Task brief -> Search the records below for the word "text", then return every line where it appears.

[Excerpted data Boundary: Start]

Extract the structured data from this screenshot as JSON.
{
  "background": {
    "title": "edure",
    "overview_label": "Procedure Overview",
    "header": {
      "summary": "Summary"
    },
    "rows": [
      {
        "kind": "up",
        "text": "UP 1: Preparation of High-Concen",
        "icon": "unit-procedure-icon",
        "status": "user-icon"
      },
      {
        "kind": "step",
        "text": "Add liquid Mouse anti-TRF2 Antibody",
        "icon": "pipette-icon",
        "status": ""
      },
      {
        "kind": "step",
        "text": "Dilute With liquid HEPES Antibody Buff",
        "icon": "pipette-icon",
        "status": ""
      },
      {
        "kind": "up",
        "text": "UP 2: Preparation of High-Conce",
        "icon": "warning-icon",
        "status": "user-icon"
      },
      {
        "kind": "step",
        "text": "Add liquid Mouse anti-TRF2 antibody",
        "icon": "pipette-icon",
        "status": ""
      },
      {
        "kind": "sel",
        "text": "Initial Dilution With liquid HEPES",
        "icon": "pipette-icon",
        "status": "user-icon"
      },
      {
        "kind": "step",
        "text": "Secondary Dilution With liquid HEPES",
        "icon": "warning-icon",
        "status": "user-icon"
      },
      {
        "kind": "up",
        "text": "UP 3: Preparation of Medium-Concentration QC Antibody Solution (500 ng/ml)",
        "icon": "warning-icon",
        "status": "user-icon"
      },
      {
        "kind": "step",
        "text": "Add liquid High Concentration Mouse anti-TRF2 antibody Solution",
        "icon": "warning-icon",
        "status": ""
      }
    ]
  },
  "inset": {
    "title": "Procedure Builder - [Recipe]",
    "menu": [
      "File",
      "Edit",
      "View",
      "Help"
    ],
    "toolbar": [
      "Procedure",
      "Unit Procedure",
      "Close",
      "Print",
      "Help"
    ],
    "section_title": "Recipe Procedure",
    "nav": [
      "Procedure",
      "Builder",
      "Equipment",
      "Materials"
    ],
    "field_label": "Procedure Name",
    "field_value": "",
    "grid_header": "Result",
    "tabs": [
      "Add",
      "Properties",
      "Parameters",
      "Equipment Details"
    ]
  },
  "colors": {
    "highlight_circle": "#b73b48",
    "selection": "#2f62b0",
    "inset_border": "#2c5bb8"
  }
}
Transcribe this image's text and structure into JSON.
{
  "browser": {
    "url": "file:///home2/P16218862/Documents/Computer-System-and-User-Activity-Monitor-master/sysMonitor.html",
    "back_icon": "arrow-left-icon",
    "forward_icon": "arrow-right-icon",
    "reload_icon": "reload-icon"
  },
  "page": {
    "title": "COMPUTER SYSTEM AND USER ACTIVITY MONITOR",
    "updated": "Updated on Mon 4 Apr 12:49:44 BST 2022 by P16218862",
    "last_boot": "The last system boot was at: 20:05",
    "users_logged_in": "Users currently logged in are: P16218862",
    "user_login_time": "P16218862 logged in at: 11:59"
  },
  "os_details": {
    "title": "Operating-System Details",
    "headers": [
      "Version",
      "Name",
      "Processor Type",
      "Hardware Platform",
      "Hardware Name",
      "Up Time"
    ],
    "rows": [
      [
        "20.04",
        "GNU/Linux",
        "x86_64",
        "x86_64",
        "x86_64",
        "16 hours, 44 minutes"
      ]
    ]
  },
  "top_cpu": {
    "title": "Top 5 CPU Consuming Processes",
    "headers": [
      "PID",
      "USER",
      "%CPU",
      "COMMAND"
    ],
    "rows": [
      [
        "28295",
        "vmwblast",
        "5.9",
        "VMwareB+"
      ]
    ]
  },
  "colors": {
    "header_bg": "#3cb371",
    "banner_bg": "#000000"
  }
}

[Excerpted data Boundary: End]

Exercise result ->
        "text": "UP 1: Preparation of High-Concen",
        "text": "Add liquid Mouse anti-TRF2 Antibody",
        "text": "Dilute With liquid HEPES Antibody Buff",
        "text": "UP 2: Preparation of High-Conce",
        "text": "Add liquid Mouse anti-TRF2 antibody",
        "text": "Initial Dilution With liquid HEPES",
        "text": "Secondary Dilution With liquid HEPES",
        "text": "UP 3: Preparation of Medium-Concentration QC Antibody Solution (500 ng/ml)",
        "text": "Add liquid High Concentration Mouse anti-TRF2 antibody Solution",
Transcribe this image's text and structure into JSON.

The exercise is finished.